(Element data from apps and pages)
+++

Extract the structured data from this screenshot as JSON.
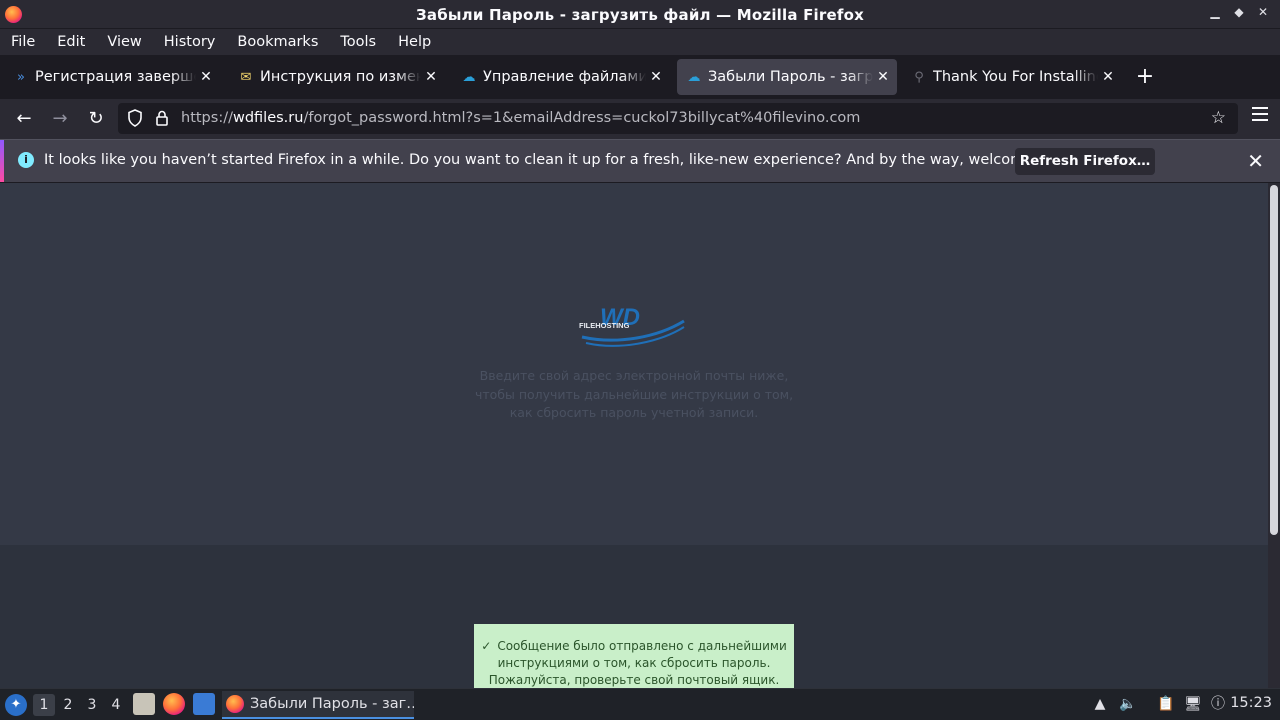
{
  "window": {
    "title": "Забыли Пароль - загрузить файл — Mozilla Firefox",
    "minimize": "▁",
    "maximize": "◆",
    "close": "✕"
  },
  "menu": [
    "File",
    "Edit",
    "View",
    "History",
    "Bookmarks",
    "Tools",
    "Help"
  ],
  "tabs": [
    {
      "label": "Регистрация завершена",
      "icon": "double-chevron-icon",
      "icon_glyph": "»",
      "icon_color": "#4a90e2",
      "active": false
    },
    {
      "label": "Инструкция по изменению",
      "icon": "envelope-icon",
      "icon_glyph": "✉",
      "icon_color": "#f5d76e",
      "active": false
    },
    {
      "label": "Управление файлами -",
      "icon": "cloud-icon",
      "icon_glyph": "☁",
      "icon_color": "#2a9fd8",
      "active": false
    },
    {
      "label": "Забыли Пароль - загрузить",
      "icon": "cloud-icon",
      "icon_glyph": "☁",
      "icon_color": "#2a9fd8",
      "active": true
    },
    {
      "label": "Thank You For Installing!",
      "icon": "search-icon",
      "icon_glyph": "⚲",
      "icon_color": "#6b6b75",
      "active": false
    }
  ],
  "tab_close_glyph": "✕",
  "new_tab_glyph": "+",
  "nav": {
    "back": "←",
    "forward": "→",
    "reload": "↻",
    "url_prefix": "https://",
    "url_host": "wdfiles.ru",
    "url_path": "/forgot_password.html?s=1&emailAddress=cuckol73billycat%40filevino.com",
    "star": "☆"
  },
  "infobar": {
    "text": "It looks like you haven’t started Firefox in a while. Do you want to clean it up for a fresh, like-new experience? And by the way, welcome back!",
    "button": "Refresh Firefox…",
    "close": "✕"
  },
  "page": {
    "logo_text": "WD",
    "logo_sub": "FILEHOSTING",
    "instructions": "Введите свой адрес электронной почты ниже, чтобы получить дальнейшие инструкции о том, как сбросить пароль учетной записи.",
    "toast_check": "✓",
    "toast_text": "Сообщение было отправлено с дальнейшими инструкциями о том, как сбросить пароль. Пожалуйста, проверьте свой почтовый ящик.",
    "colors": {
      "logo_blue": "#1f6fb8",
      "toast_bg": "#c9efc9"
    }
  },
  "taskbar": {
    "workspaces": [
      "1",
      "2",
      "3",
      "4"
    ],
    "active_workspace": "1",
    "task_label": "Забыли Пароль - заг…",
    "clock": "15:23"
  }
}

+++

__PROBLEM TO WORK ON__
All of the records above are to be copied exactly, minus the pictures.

__ANSWER AREA__
Extract the structured data from this screenshot as JSON.
{
  "window": {
    "title": "Забыли Пароль - загрузить файл — Mozilla Firefox",
    "minimize": "▁",
    "maximize": "◆",
    "close": "✕"
  },
  "menu": [
    "File",
    "Edit",
    "View",
    "History",
    "Bookmarks",
    "Tools",
    "Help"
  ],
  "tabs": [
    {
      "label": "Регистрация завершена",
      "icon": "double-chevron-icon",
      "icon_glyph": "»",
      "icon_color": "#4a90e2",
      "active": false
    },
    {
      "label": "Инструкция по изменению",
      "icon": "envelope-icon",
      "icon_glyph": "✉",
      "icon_color": "#f5d76e",
      "active": false
    },
    {
      "label": "Управление файлами -",
      "icon": "cloud-icon",
      "icon_glyph": "☁",
      "icon_color": "#2a9fd8",
      "active": false
    },
    {
      "label": "Забыли Пароль - загрузить",
      "icon": "cloud-icon",
      "icon_glyph": "☁",
      "icon_color": "#2a9fd8",
      "active": true
    },
    {
      "label": "Thank You For Installing!",
      "icon": "search-icon",
      "icon_glyph": "⚲",
      "icon_color": "#6b6b75",
      "active": false
    }
  ],
  "tab_close_glyph": "✕",
  "new_tab_glyph": "+",
  "nav": {
    "back": "←",
    "forward": "→",
    "reload": "↻",
    "url_prefix": "https://",
    "url_host": "wdfiles.ru",
    "url_path": "/forgot_password.html?s=1&emailAddress=cuckol73billycat%40filevino.com",
    "star": "☆"
  },
  "infobar": {
    "text": "It looks like you haven’t started Firefox in a while. Do you want to clean it up for a fresh, like-new experience? And by the way, welcome back!",
    "button": "Refresh Firefox…",
    "close": "✕"
  },
  "page": {
    "logo_text": "WD",
    "logo_sub": "FILEHOSTING",
    "instructions": "Введите свой адрес электронной почты ниже, чтобы получить дальнейшие инструкции о том, как сбросить пароль учетной записи.",
    "toast_check": "✓",
    "toast_text": "Сообщение было отправлено с дальнейшими инструкциями о том, как сбросить пароль. Пожалуйста, проверьте свой почтовый ящик.",
    "colors": {
      "logo_blue": "#1f6fb8",
      "toast_bg": "#c9efc9"
    }
  },
  "taskbar": {
    "workspaces": [
      "1",
      "2",
      "3",
      "4"
    ],
    "active_workspace": "1",
    "task_label": "Забыли Пароль - заг…",
    "clock": "15:23"
  }
}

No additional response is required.